Many people are surprised to hear that sexual assault occurs in nursing homes, but about 10% of nursing home abuse cases involve sexual assault. Nursing home residents are often easy prey for sexual abuse perpetrators, since many residents are weak, sedentary, and/or disabled. Conditions like dementia make it difficult for residents to report assault, and disabled residents are at a higher risk of suffering physical or sexual abuse.

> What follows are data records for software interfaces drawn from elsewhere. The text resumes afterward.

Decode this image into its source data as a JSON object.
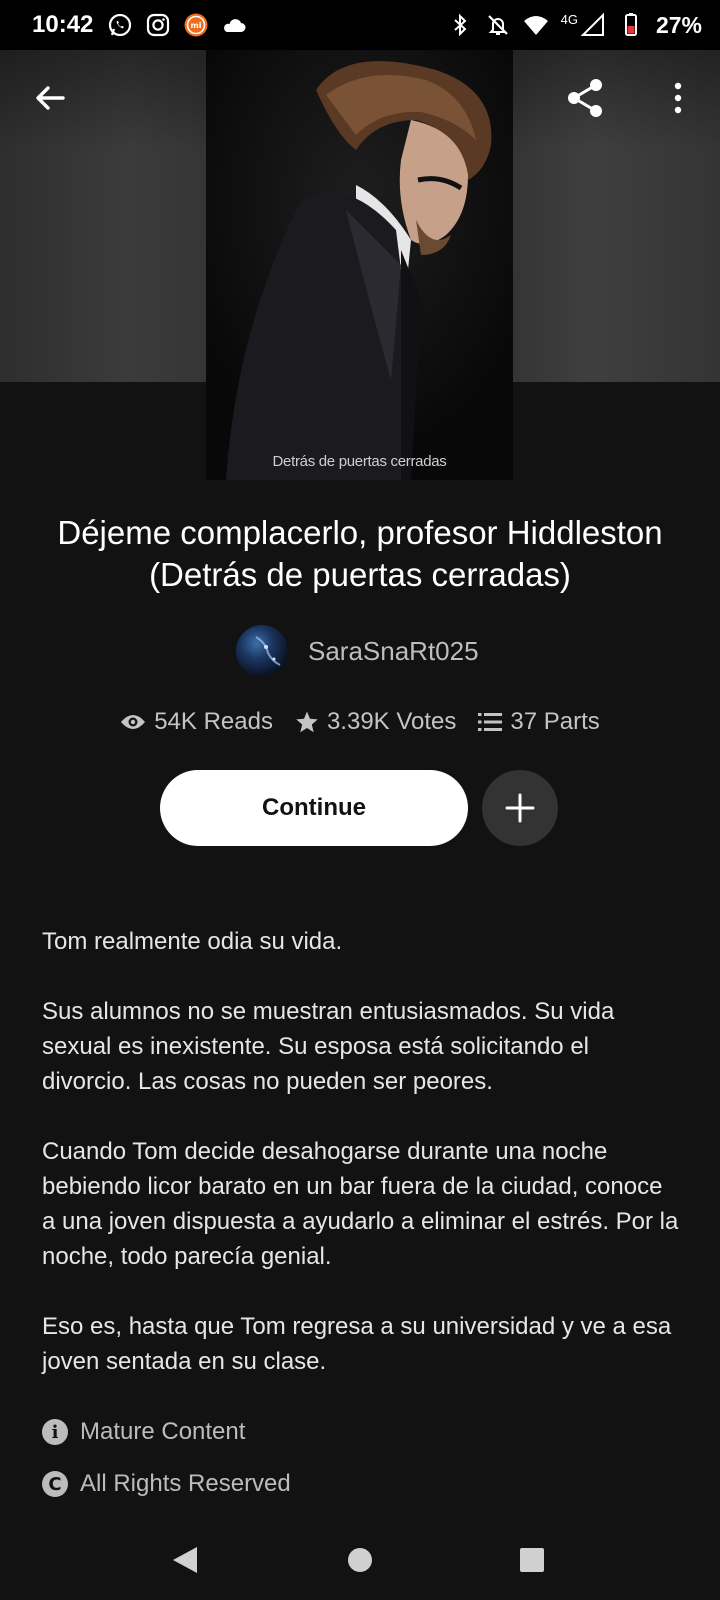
{
  "status_bar": {
    "time": "10:42",
    "battery": "27%",
    "network": "4G",
    "left_icons": [
      "whatsapp-icon",
      "instagram-icon",
      "mi-icon",
      "cloud-icon"
    ],
    "right_icons": [
      "bluetooth-icon",
      "mute-icon",
      "wifi-icon",
      "signal-icon",
      "battery-icon"
    ]
  },
  "toolbar": {
    "back_icon": "arrow-left-icon",
    "share_icon": "share-icon",
    "more_icon": "more-vertical-icon"
  },
  "story": {
    "cover_caption": "Detrás de puertas cerradas",
    "title": "Déjeme complacerlo, profesor Hiddleston (Detrás de puertas cerradas)",
    "author": "SaraSnaRt025",
    "stats": {
      "reads": "54K Reads",
      "votes": "3.39K Votes",
      "parts": "37 Parts"
    },
    "continue_label": "Continue",
    "add_icon": "plus-icon",
    "description": [
      "Tom realmente odia su vida.",
      "Sus alumnos no se muestran entusiasmados. Su vida sexual es inexistente. Su esposa está solicitando el divorcio. Las cosas no pueden ser peores.",
      "Cuando Tom decide desahogarse durante una noche bebiendo licor barato en un bar fuera de la ciudad, conoce a una joven dispuesta a ayudarlo a eliminar el estrés. Por la noche, todo parecía genial.",
      "Eso es, hasta que Tom regresa a su universidad y ve a esa joven sentada en su clase."
    ],
    "mature_label": "Mature Content",
    "rights_label": "All Rights Reserved"
  },
  "colors": {
    "background": "#121212",
    "button_primary": "#ffffff",
    "button_secondary": "#333333",
    "muted_text": "#c4c4c4"
  }
}
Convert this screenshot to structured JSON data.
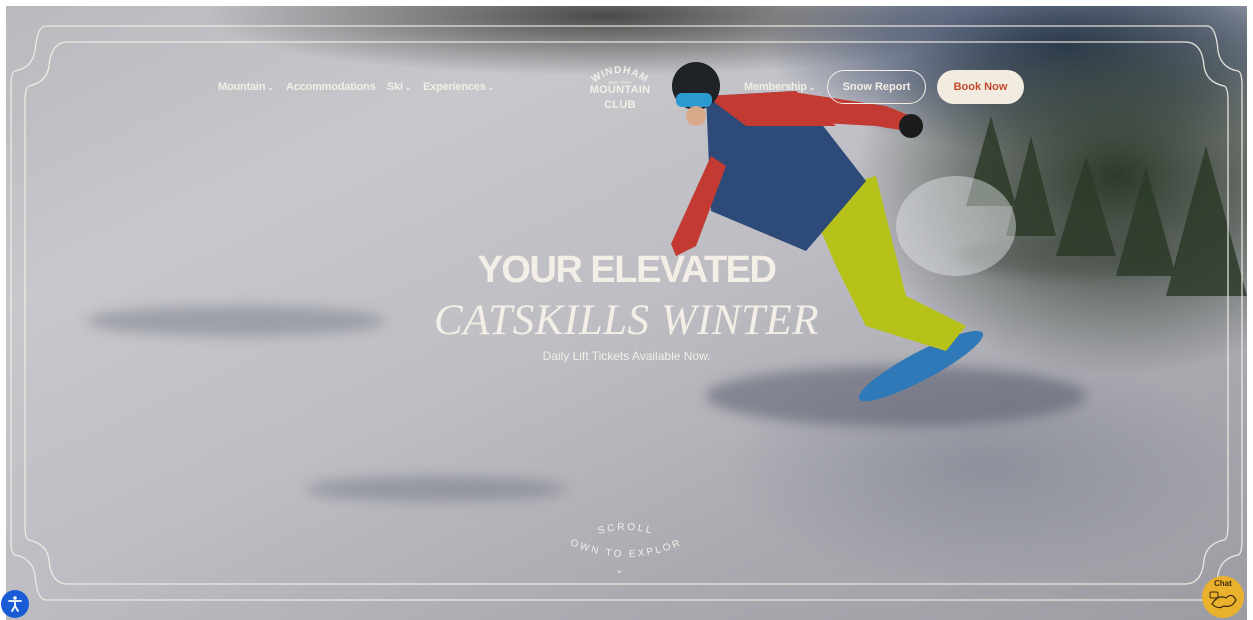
{
  "nav": {
    "left": [
      {
        "label": "Mountain",
        "has_dropdown": true
      },
      {
        "label": "Accommodations",
        "has_dropdown": false
      },
      {
        "label": "Ski",
        "has_dropdown": true
      },
      {
        "label": "Experiences",
        "has_dropdown": true
      }
    ],
    "membership": {
      "label": "Membership",
      "has_dropdown": true
    },
    "snow_report": "Snow Report",
    "book_now": "Book Now",
    "chevron": "⌄"
  },
  "logo": {
    "arc": "WINDHAM",
    "small": "NEW YORK",
    "line1": "MOUNTAIN",
    "line2": "CLUB"
  },
  "hero": {
    "headline": "YOUR ELEVATED",
    "subhead": "CATSKILLS WINTER",
    "tagline": "Daily Lift Tickets Available Now."
  },
  "scroll": {
    "top": "SCROLL",
    "bottom": "DOWN TO EXPLORE",
    "arrow": "⌄"
  },
  "widgets": {
    "accessibility_icon": "accessibility-icon",
    "chat_label": "Chat"
  },
  "colors": {
    "cream": "#f3efe6",
    "book_button_bg": "#f1ebe0",
    "book_button_text": "#c24a2c",
    "accessibility_blue": "#1a5bd6",
    "chat_yellow": "#e9b12c"
  }
}
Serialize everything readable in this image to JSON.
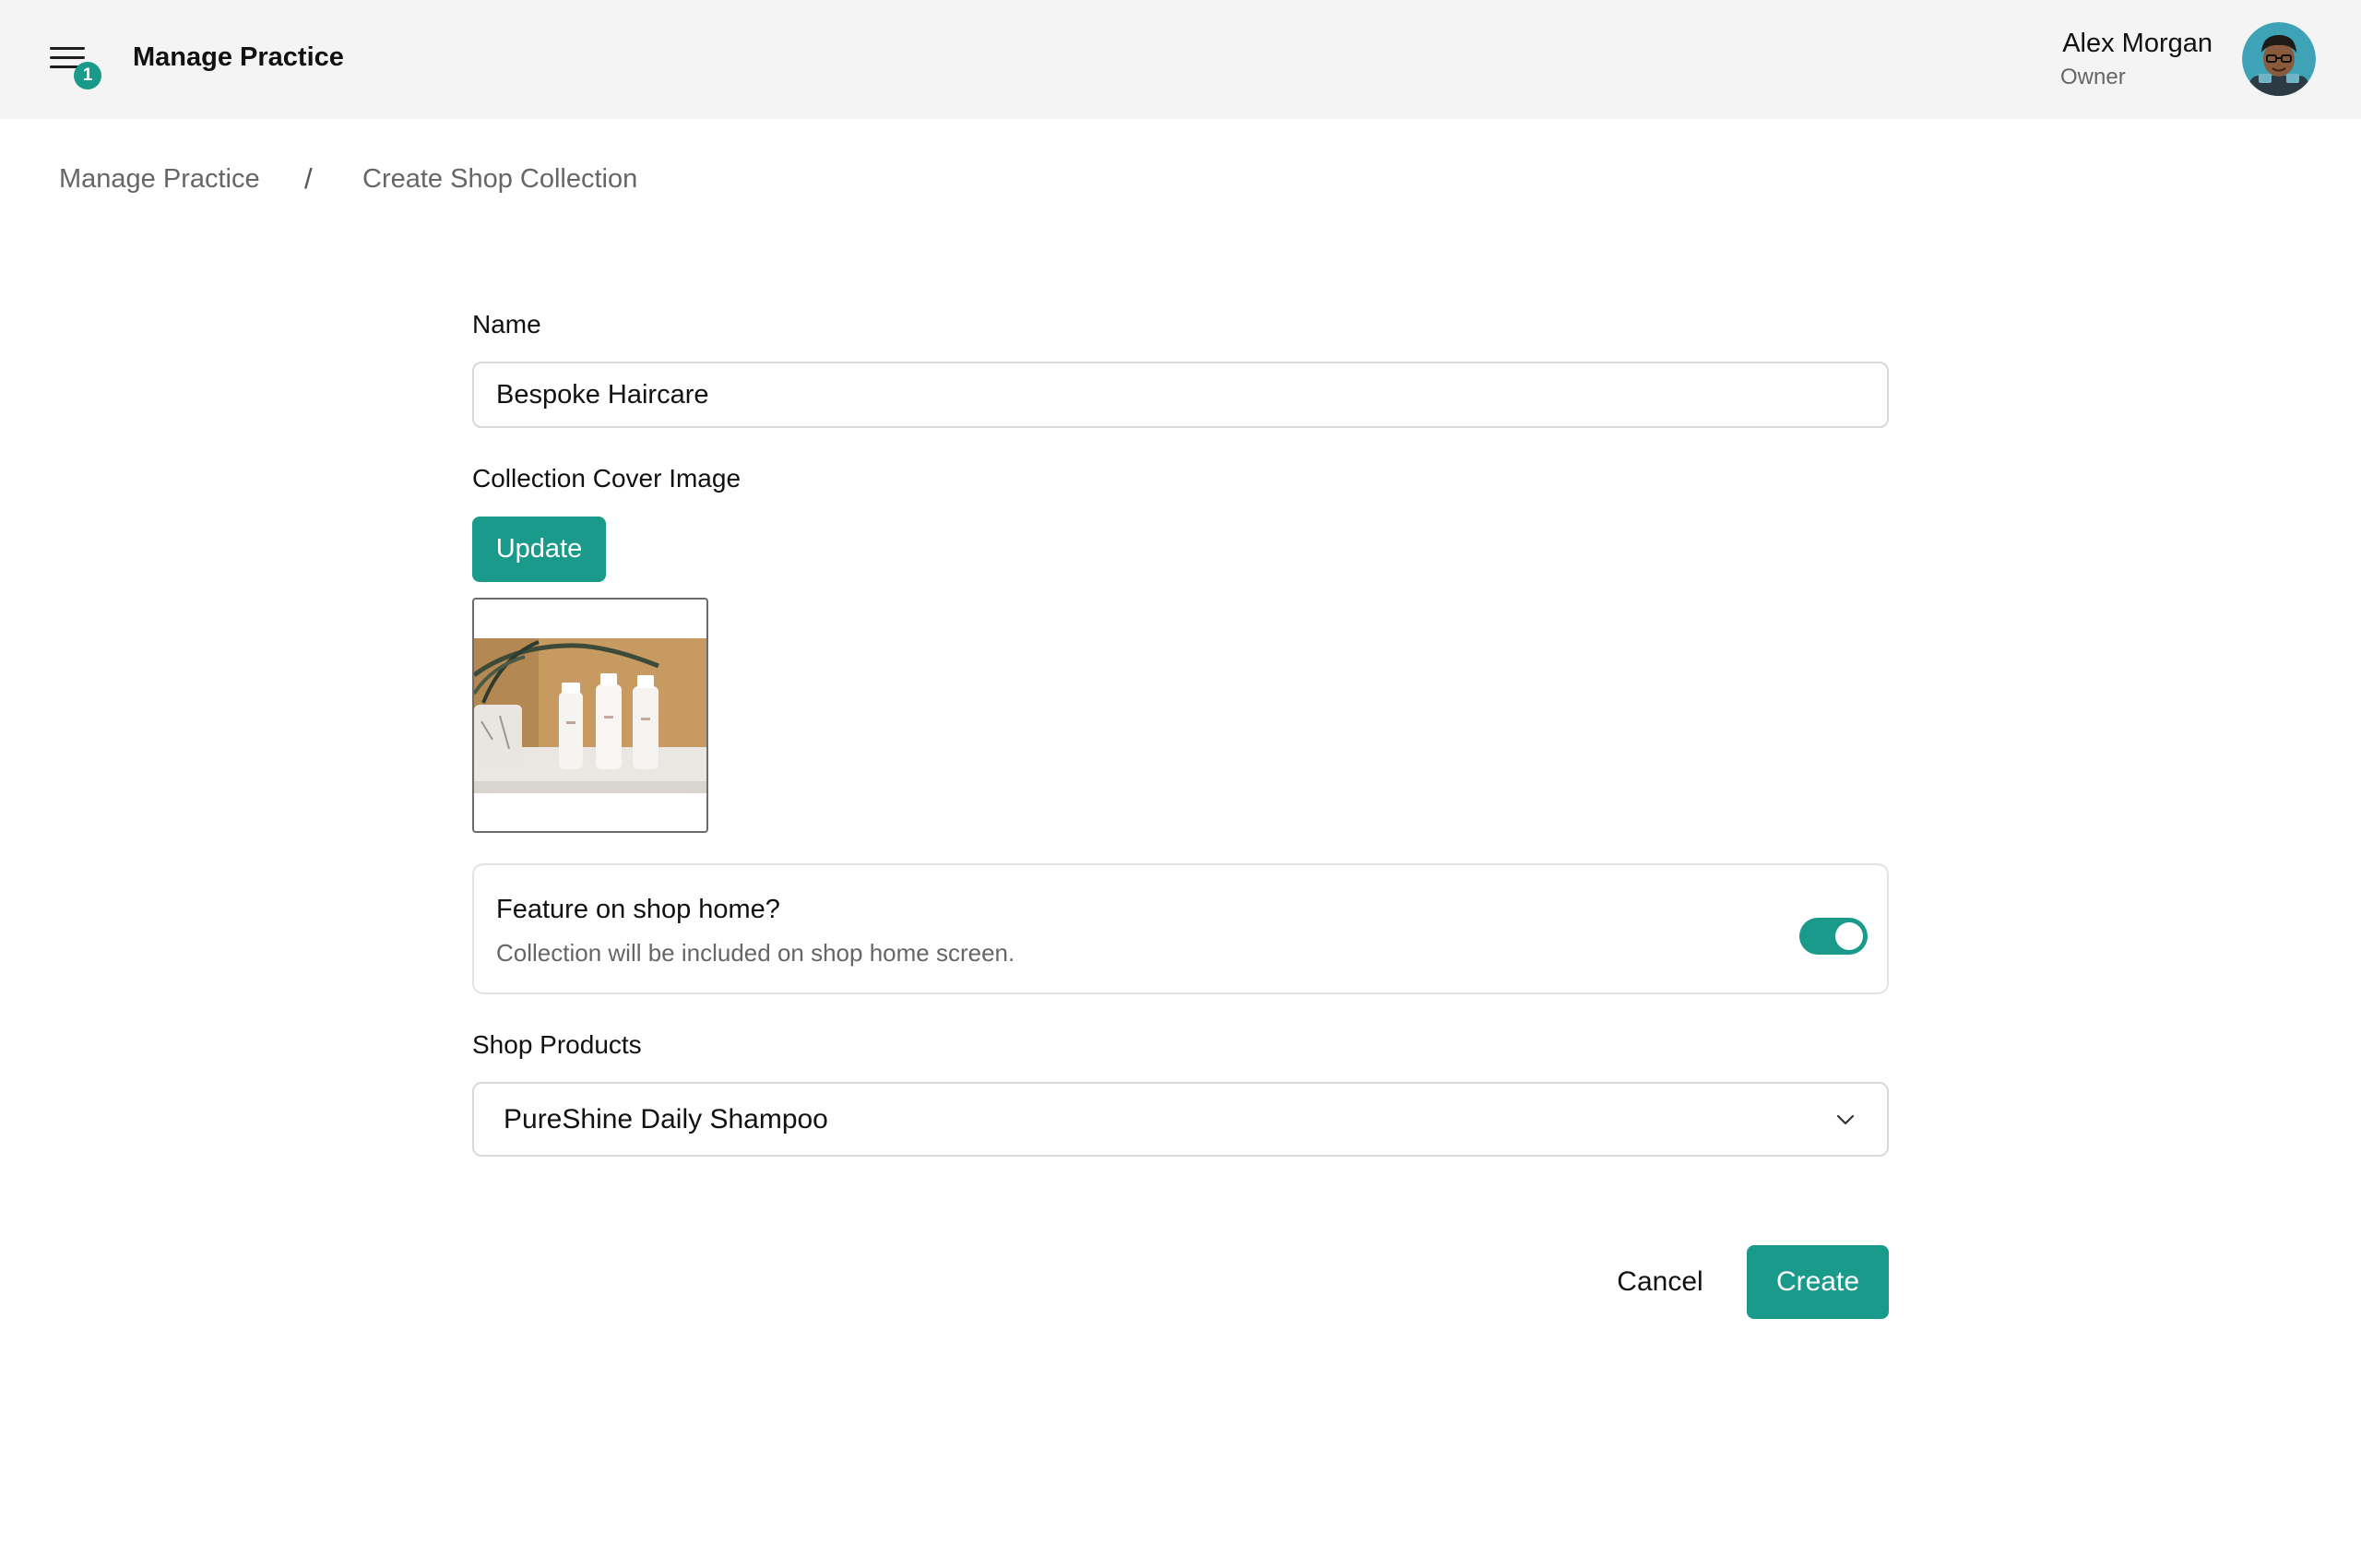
{
  "header": {
    "title": "Manage Practice",
    "menu_badge": "1",
    "menu_icon": "hamburger-menu-icon",
    "user": {
      "name": "Alex Morgan",
      "role": "Owner"
    }
  },
  "breadcrumb": {
    "items": [
      "Manage Practice",
      "Create Shop Collection"
    ],
    "separator": "/"
  },
  "form": {
    "name_label": "Name",
    "name_value": "Bespoke Haircare",
    "cover_label": "Collection Cover Image",
    "update_button": "Update",
    "feature": {
      "title": "Feature on shop home?",
      "description": "Collection will be included on shop home screen.",
      "enabled": true
    },
    "products_label": "Shop Products",
    "products_selected": "PureShine Daily Shampoo",
    "cancel_button": "Cancel",
    "create_button": "Create"
  },
  "colors": {
    "accent": "#1a9a8b",
    "topbar_bg": "#f4f4f4",
    "muted_text": "#666666"
  }
}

Perpetrators of sexual assault may be caregivers, or they may be other nursing home residents. Instances of sexual assault often occur in nursing homes or assisted living facilities where there are not enough staff to monitor resident interactions and detect signs of abuse. Or, alternately, a staff member may notice a warning sign of sexual assault but feel uncertain or uncomfortable about reporting it to the manager. Nursing home staff may also lack the proper training to recognize signs of assault, or they may be overworked and fail to notice clear signs simply because they lack the energy to be alert. However, none of these are adequate excuses for failing to prevent sexual assault: nursing homes should do all in their power to protect the legal rights and freedoms of their residents.
Anyone who suspects abuse of a resident should contact a Georgia nursing home sexual assault lawyer right away.
Unlike with physical assault, there may not be any visible outward signs of sexual assault, which means sexual abuse can be more difficult to detect than physical abuse. While physical signs like bruises sometimes accompany sexual assault, signs of sexual assault more often manifest in a changed mental state and emotional distance or vulnerability.
A victim of sexual assault may become withdrawn and emotionally distant from those around them. They may refuse to speak or become uncharacteristically silent, even around their loved ones. They may undergo mood swings or sudden emotional outbursts. Other signs include fear, a constant sense of anxiety, anger, difficulty focusing or concentrating, depression, and disrupted relationships. Often, a victim of sexual assault may feel guilty or negative about themselves, even though the incident was not their fault.
Signs of sexual assault vary from person to person. Some victims will show immediate signs of sexual abuse, while others may not exhibit any signs until later. Additionally, some people may experience only one or two of these reactions, while others may experience more.
There are several steps nursing homes can take to minimize the risk of sexual assault occurring in their facility. These include screening and educating employees, monitoring residents, and responding quickly to any warning signs.
To prevent sexual assault, nursing homes should screen all employees thoroughly before hiring them as nursing home caregivers. When hiring staff, nursing home managers should be selective and interview candidates carefully to determine whether or not they will treat residents respectfully and respond appropriately if they notice signs of sexual assault. Nursing homes should never hire employees with a criminal history, and should always check references and work histories for any employees they hire.
Nursing homes should also maintain a sufficient number of staff at all times. More staff members means more monitoring, an increased likelihood of recognizing signs of sexual assault and intervening quickly, and a greater support network.
Additionally, nursing homes should educate staff to respond appropriately in instances of sexual assault, and impress upon them the importance of reporting sexual abuse immediately. Supervisors should also maintain an active presence in all areas of the nursing home.
Nursing homes are legally responsible for ensuring residents’ rights to dignity, respect, and freedom. This includes the right to be treated with consideration, respect, and dignity, and the right to be free from both mental and physical abuse. Specifically, this means nursing homes have a legal duty to protect residents from violations like sexual assault; and a nursing home which fails to prevent sexual assault may be held responsible for the incident.
This is especially true if the nursing home failed to act on warning signs of sexual abuse, failed to properly screen employees, or neglected other precautions like hiring enough staff members, providing sufficient monitoring of residents and caregivers, and educating staff on how to detect and respond to sexual assault.
If a nursing home or assisted living facility is found responsible for sexual assault, then that facility is liable for the consequences, and as such, it is up to the nursing home to compensate the victim for the violation of his or her rights. This means paying the victim for emotional, mental, and physical trauma, pain, and suffering.
If you suspect your loved one has been a victim of sexual assault, you should speak to your loved immediately if possible. In a sensitive, understanding manner, try to determine if your suspicions are correct. When speaking to a victim of sexual assault, listen and accept what they say unconditionally, without judgement and without unnecessary questions that might make the victim feel they are to blame for what happened. Remind your loved one that the incident was not their fault and they are not guilty. Above all, be patient, and understand that many victims of sexual assault may not want to talk about it.
If you still suspect sexual assault after talking with your loved one, go to the nursing home manager and tell them your concern. You will be most successful if you are polite but firm. Hopefully, the manager will listen to your concerns and take immediate action to protect your loved one.
If your loved one has been a victim, you may also wish to contact a Georgia nursing home sexual assault lawyer for a consultation, so you can determine how to represent your loved one’s best interests and ensure they receive compensation for their suffering.